These travel encounters made me feel like the richest person in the world then, and I felt I fully grasped the meaning of another favorite travel quote: “Travel is the only thing you buy that makes you richer.”
And so, when the theme on strangers for the Pinoy Travel Bloggers’ monthly blog carnival was announced, I was at a loss on what to write about. How do I choose from a wealth of connections with strangers? Each story is worth telling, and I have shared some here in my blog, and I feel I will eventually share more in the future, or weave them into another narrative.
So instead of figuring out which of my stranger stories is the best one to share, I have decided to tell the one closest to my heart – because that, at least, is what I am clear of.
(Photo by Phillip Kimpo)
That time, a friend invited me for free scuba diving. Without hesitation, I took the three-hour bus ride to Subic, Zambales. There, I met first-timers and old-timers in diving.
He was one of the first-timers. Conversation easily flowed between us when we found out we liked some of the same books. But what probably bonded us most then was that it would both be our first time to dive, and the fear and anticipation that came with it. I know this now from hindsight; I didn’t realize this back then.
Mostly then I was just focused on the exhilaration of being underwater several meters deep for the first time, and coming in closer contact with fish and corals. It was 30 minutes of eternity in blue and other bright hues.
(Photo by Bebang Siy)
On the way home, we talked nonstop about books, films and everything under the sun, with an ease of friends for years. Our connection was undeniable.
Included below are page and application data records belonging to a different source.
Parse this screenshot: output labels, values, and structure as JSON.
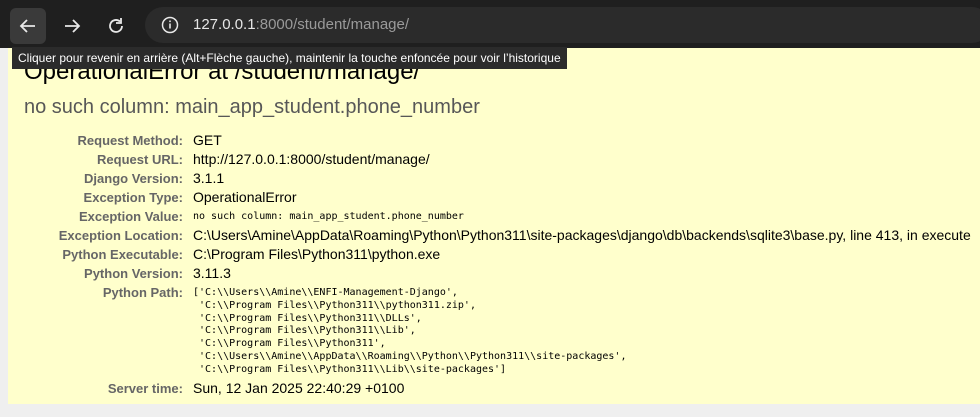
{
  "browser": {
    "url_host": "127.0.0.1",
    "url_rest": ":8000/student/manage/",
    "tooltip": "Cliquer pour revenir en arrière (Alt+Flèche gauche), maintenir la touche enfoncée pour voir l’historique"
  },
  "error": {
    "title": "OperationalError at /student/manage/",
    "message": "no such column: main_app_student.phone_number"
  },
  "meta": [
    {
      "label": "Request Method:",
      "value": "GET"
    },
    {
      "label": "Request URL:",
      "value": "http://127.0.0.1:8000/student/manage/"
    },
    {
      "label": "Django Version:",
      "value": "3.1.1"
    },
    {
      "label": "Exception Type:",
      "value": "OperationalError"
    },
    {
      "label": "Exception Value:",
      "value": "no such column: main_app_student.phone_number"
    },
    {
      "label": "Exception Location:",
      "value": "C:\\Users\\Amine\\AppData\\Roaming\\Python\\Python311\\site-packages\\django\\db\\backends\\sqlite3\\base.py, line 413, in execute"
    },
    {
      "label": "Python Executable:",
      "value": "C:\\Program Files\\Python311\\python.exe"
    },
    {
      "label": "Python Version:",
      "value": "3.11.3"
    },
    {
      "label": "Python Path:",
      "value": "['C:\\\\Users\\\\Amine\\\\ENFI-Management-Django',\n 'C:\\\\Program Files\\\\Python311\\\\python311.zip',\n 'C:\\\\Program Files\\\\Python311\\\\DLLs',\n 'C:\\\\Program Files\\\\Python311\\\\Lib',\n 'C:\\\\Program Files\\\\Python311',\n 'C:\\\\Users\\\\Amine\\\\AppData\\\\Roaming\\\\Python\\\\Python311\\\\site-packages',\n 'C:\\\\Program Files\\\\Python311\\\\Lib\\\\site-packages']"
    },
    {
      "label": "Server time:",
      "value": "Sun, 12 Jan 2025 22:40:29 +0100"
    }
  ]
}
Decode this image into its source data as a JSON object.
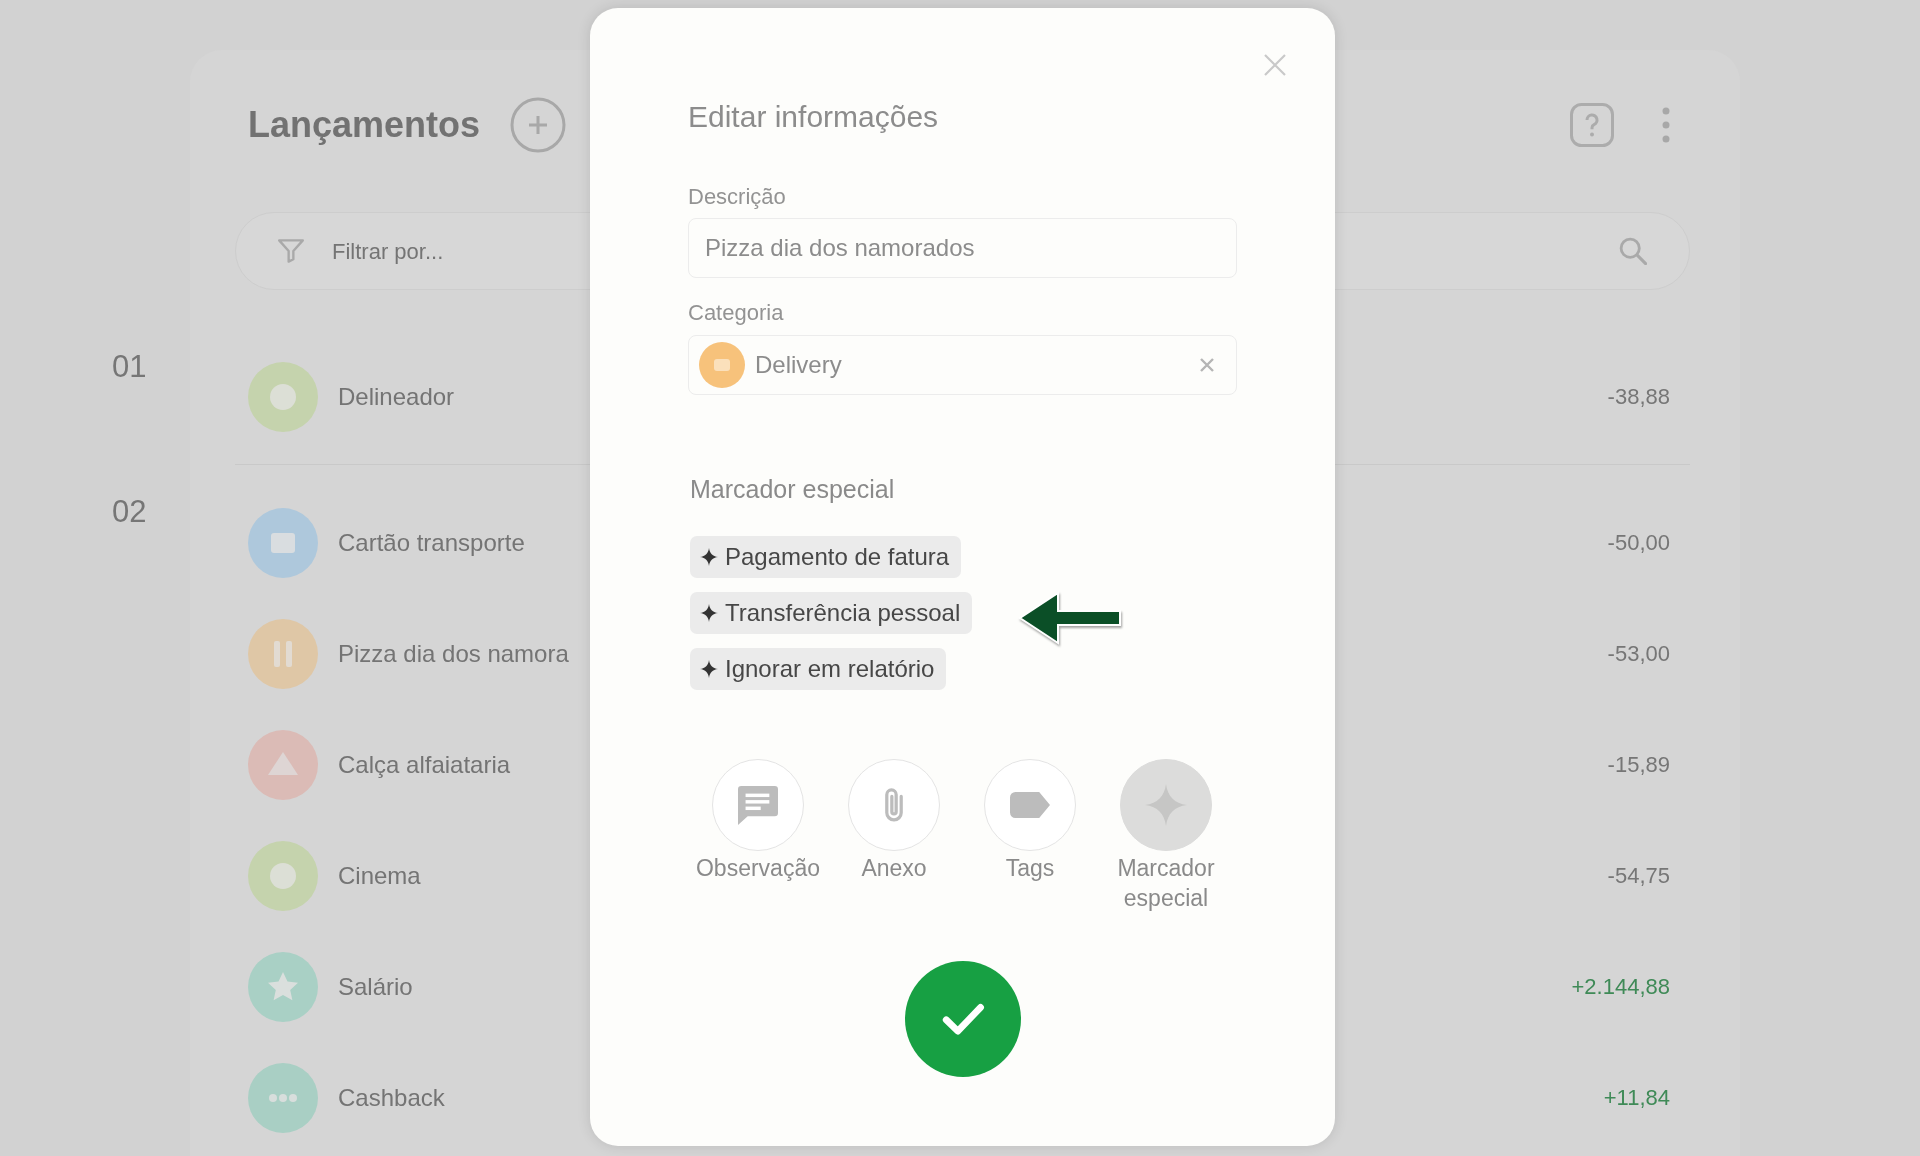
{
  "background_page": {
    "title": "Lançamentos",
    "filter": {
      "placeholder": "Filtrar por..."
    },
    "groups": [
      {
        "label": "01",
        "rows": [
          {
            "kind": "ring",
            "color": "#c5d3ad",
            "name": "Delineador",
            "amount": "-38,88",
            "income": false
          }
        ]
      },
      {
        "label": "02",
        "rows": [
          {
            "kind": "card",
            "color": "#aec8dc",
            "name": "Cartão transporte",
            "amount": "-50,00",
            "income": false
          },
          {
            "kind": "cutlery",
            "color": "#dfc7a6",
            "name": "Pizza dia dos namora",
            "amount": "-53,00",
            "income": false
          },
          {
            "kind": "hanger",
            "color": "#dbbbb6",
            "name": "Calça alfaiataria",
            "amount": "-15,89",
            "income": false
          },
          {
            "kind": "ring",
            "color": "#c5d3ad",
            "name": "Cinema",
            "amount": "-54,75",
            "income": false
          },
          {
            "kind": "star",
            "color": "#a9d0c5",
            "name": "Salário",
            "amount": "+2.144,88",
            "income": true
          },
          {
            "kind": "dots",
            "color": "#a9cfc4",
            "name": "Cashback",
            "amount": "+11,84",
            "income": true
          }
        ]
      }
    ]
  },
  "dialog": {
    "title": "Editar informações",
    "description": {
      "label": "Descrição",
      "value": "Pizza dia dos namorados"
    },
    "category": {
      "label": "Categoria",
      "value": "Delivery"
    },
    "special_marker": {
      "heading": "Marcador especial",
      "options": [
        {
          "label": "Pagamento de fatura",
          "pointed_at": false
        },
        {
          "label": "Transferência pessoal",
          "pointed_at": true
        },
        {
          "label": "Ignorar em relatório",
          "pointed_at": false
        }
      ]
    },
    "actions": [
      {
        "kind": "note",
        "label": "Observação",
        "selected": false
      },
      {
        "kind": "clip",
        "label": "Anexo",
        "selected": false
      },
      {
        "kind": "tag",
        "label": "Tags",
        "selected": false
      },
      {
        "kind": "sparkle",
        "label": "Marcador especial",
        "selected": true
      }
    ]
  }
}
But, instead of being overtaken with the heady rush of romance, as I was prone to with men I felt this kind of connection, I curiously only felt a warm companionship.
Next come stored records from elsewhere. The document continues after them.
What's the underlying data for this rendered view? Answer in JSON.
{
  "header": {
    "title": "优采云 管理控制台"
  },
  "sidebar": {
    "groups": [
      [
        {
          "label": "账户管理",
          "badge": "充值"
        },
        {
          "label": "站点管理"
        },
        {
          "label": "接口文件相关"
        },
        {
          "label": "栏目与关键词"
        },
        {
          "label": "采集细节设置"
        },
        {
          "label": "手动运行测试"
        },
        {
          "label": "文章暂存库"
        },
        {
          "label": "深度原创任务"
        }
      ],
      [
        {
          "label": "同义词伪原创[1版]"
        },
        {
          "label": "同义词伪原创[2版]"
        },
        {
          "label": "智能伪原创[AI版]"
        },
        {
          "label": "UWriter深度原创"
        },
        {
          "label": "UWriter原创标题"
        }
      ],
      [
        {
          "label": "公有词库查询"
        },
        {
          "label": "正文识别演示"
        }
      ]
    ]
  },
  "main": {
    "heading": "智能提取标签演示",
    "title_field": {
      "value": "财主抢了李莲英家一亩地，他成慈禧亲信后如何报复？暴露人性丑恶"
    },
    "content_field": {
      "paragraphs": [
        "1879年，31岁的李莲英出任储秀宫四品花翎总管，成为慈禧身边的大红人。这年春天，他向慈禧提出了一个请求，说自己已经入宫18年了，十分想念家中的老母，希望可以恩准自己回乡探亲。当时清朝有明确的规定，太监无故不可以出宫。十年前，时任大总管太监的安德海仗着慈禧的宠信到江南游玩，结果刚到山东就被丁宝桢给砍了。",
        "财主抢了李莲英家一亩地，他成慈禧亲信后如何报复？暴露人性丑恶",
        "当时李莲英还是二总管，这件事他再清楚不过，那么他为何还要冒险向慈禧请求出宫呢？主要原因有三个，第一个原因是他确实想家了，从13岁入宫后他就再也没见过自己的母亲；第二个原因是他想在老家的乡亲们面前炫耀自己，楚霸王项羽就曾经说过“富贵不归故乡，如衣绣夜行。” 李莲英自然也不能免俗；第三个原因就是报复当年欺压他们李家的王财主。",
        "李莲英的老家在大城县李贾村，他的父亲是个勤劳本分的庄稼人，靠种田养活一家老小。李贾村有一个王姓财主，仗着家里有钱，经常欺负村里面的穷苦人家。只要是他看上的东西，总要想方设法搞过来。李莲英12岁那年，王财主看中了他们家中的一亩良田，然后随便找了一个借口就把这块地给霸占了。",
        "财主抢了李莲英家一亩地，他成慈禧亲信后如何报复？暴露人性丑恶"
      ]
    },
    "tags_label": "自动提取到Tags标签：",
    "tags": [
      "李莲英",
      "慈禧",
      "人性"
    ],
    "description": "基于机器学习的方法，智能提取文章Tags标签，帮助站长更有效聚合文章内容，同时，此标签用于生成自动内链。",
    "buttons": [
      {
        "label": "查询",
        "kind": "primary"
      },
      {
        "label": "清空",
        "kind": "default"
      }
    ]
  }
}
We became fast friends, and even unofficial siblings, with my parents and brothers warmly welcoming him into the family. During our friendship we saw the best and the worst in the other, and slowly learned to accept what we saw.
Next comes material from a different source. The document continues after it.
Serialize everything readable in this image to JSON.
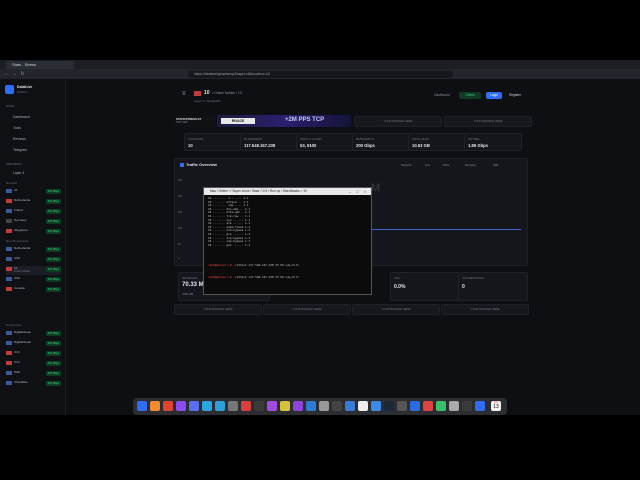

We had thought of each other so long as siblings that romance seemed unthinkable. We were both deeply attracted to other people, and I was seriously considering a relationship with another guy. Or so I thought.
After nine months of friendship, we felt a distinct shift, and it was also while traveling when we felt it. We were sitting on the rocks of a gentle stream flowing from the mountains, feeling afraid about losing each other and yet badly wanting to trust what would come. Brightly colored butterflies circled us, and days later we embraced our friendship’s own metamorphosis and rebirth.
Since then, we have had more adventures together – both in travel and in life’s daily miracles and mishaps.
My wanderlust was far greater than his, though. No longer contented with four-day or week-long trips with him and with friends, I declared my intentions of going off on a long-term solo adventure. He was worried but did not stop me. After all, we met while traveling. He understood the call that was too great for me to ignore.
As a traveler, I know that I am home wherever I am. I have found peace in seas, mountains, waterfalls, churches, temples, far-flung towns and islands lacking modern conveniences but rich in spirit, and in locals who show me how different, and yet how ultimately the same, we all human beings are. There are strangers who have warmly welcomed me into their homes and who I believe will welcome me again if I go back.
But, it is beautifully assuring for me to know that no matter where my wanderlust takes me, there is always one place, one person, I can go home to. And with him, I can take deep rest and be freely, utterly and unabashedly myself without reservation.
And yes, we will travel again together.
(Photo by Ros Flores)